[Task item]: Give only the number of lines in these records that include "this".

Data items
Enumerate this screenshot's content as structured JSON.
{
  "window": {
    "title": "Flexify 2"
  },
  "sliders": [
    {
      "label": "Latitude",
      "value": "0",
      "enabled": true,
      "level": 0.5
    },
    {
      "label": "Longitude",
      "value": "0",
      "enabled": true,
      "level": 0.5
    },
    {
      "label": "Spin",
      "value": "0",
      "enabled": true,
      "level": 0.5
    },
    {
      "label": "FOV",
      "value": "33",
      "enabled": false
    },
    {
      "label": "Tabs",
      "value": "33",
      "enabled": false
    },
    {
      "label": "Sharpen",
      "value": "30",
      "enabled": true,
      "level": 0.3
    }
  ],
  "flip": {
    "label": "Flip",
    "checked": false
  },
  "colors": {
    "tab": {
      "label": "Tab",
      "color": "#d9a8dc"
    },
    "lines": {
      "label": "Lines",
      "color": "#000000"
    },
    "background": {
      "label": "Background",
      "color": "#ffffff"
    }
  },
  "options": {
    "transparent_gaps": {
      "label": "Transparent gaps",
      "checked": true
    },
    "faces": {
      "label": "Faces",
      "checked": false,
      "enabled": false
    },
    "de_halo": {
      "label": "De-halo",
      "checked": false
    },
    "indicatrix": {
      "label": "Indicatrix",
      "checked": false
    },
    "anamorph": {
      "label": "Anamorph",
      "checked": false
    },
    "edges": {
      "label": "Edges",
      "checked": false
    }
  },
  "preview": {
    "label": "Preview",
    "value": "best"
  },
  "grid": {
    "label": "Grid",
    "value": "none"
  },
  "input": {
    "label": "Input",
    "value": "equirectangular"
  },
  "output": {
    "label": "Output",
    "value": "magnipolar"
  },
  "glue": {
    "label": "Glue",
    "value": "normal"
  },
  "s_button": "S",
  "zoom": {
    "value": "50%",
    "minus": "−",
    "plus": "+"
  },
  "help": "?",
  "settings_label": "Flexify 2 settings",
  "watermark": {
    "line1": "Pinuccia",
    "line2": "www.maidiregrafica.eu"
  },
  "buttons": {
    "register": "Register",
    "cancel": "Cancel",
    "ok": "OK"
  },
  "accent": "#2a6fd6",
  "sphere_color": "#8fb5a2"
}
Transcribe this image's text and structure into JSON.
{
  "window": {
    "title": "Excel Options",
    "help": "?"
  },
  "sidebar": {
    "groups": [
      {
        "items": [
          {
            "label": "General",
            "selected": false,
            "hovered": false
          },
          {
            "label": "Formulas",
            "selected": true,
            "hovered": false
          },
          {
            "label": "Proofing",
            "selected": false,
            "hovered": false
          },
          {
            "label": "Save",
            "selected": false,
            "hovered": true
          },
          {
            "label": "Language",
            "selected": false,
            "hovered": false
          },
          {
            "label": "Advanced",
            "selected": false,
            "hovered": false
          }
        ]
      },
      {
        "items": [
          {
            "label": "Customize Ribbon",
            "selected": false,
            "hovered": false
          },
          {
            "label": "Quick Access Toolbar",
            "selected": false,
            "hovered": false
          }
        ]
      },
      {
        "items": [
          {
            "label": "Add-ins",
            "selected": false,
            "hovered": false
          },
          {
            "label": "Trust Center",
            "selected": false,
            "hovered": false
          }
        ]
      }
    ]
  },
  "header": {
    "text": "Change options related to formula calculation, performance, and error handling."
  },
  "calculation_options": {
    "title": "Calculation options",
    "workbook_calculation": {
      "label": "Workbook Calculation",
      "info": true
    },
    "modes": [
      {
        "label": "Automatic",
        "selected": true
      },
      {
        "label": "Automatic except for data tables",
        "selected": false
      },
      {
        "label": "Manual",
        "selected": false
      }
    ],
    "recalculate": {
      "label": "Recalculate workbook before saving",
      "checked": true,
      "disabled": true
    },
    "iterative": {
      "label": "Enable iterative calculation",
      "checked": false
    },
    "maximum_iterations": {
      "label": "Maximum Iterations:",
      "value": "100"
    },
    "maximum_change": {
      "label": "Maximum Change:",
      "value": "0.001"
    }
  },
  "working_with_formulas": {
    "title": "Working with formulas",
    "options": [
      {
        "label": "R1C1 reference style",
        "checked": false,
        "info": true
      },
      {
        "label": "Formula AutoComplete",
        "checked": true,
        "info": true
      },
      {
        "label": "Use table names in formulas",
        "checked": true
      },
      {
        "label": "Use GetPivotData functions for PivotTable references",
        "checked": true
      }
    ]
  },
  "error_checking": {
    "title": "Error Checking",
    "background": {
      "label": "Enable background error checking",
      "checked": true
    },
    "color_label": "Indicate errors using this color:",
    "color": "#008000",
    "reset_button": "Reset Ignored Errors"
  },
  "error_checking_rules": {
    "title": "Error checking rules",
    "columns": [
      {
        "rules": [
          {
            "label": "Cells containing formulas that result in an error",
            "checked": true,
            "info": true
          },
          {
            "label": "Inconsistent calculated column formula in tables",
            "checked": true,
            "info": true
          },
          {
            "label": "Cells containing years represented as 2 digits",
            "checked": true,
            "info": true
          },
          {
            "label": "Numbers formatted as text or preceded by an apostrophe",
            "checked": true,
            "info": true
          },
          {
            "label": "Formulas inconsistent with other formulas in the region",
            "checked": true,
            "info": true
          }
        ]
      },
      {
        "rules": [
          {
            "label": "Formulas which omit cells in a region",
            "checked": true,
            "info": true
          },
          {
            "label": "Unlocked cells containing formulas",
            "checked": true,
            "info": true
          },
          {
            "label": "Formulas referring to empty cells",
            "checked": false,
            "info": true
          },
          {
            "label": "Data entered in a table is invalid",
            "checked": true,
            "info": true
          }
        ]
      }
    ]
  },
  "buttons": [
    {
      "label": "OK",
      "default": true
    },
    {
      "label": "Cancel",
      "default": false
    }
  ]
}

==

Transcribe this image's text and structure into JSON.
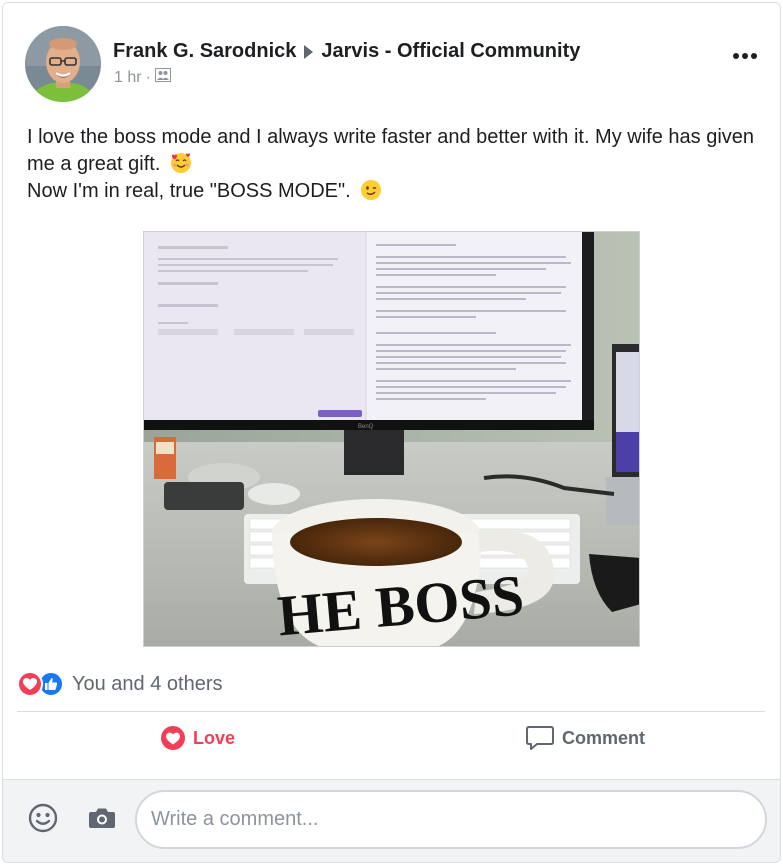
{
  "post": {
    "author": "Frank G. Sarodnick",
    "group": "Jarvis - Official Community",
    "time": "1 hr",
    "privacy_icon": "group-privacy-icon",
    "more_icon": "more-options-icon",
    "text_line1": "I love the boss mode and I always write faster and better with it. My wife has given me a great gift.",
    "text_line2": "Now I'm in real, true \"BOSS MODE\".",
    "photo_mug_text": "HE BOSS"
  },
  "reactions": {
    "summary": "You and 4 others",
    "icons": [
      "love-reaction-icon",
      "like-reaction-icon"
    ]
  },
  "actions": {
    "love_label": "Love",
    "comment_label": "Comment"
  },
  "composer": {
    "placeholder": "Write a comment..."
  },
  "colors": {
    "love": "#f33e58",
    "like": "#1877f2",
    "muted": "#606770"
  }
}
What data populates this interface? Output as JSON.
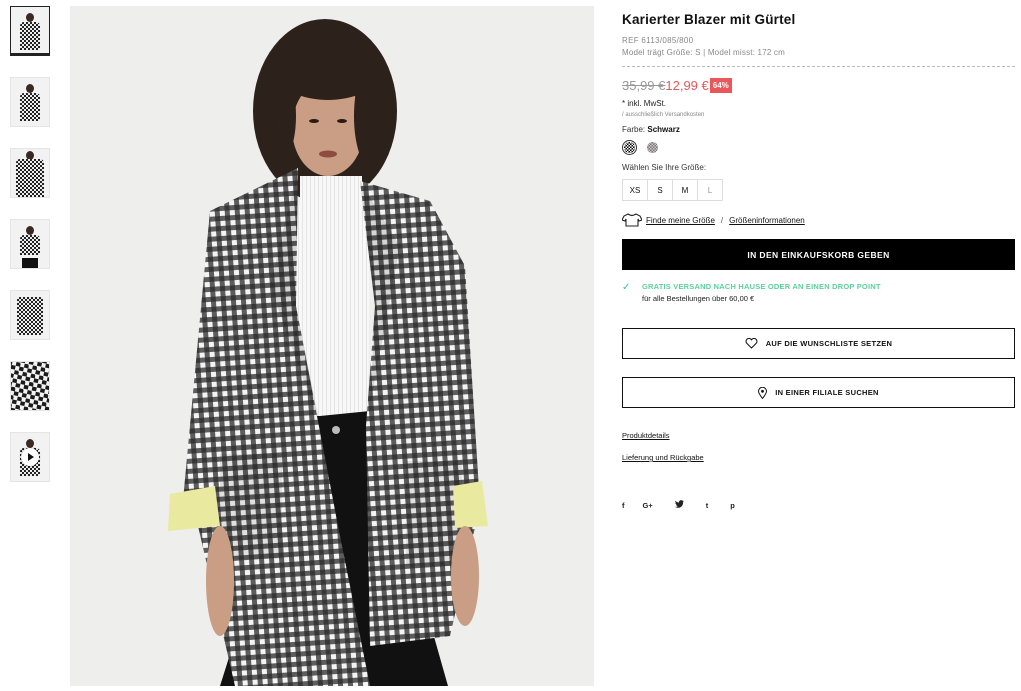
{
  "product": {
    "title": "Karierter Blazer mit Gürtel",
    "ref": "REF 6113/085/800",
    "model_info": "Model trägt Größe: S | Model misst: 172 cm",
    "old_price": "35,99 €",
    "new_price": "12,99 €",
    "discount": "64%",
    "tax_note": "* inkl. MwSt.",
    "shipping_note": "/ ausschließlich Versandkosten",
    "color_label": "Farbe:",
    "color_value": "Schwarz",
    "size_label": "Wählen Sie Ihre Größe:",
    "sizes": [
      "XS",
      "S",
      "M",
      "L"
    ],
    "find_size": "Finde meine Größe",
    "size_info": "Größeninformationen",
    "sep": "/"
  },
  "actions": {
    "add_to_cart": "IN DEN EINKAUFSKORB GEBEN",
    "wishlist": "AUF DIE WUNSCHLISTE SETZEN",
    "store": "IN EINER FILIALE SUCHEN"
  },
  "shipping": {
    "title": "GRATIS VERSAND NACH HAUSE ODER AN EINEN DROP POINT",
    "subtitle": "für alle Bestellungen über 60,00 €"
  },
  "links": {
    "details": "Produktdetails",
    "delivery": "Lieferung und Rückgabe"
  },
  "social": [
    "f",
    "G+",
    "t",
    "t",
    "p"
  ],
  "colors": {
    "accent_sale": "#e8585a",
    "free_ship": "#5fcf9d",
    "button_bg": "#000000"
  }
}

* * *

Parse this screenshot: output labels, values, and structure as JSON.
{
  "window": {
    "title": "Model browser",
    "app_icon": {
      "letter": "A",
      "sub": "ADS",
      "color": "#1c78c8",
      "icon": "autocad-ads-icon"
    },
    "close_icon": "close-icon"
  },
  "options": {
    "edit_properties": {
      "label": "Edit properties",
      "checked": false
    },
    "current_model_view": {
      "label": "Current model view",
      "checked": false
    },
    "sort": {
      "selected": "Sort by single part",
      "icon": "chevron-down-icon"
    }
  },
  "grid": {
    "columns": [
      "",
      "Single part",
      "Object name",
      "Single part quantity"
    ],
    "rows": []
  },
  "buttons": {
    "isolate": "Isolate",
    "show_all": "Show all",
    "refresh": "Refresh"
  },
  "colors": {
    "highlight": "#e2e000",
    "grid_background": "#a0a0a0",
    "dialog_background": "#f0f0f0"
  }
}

[Output]: 6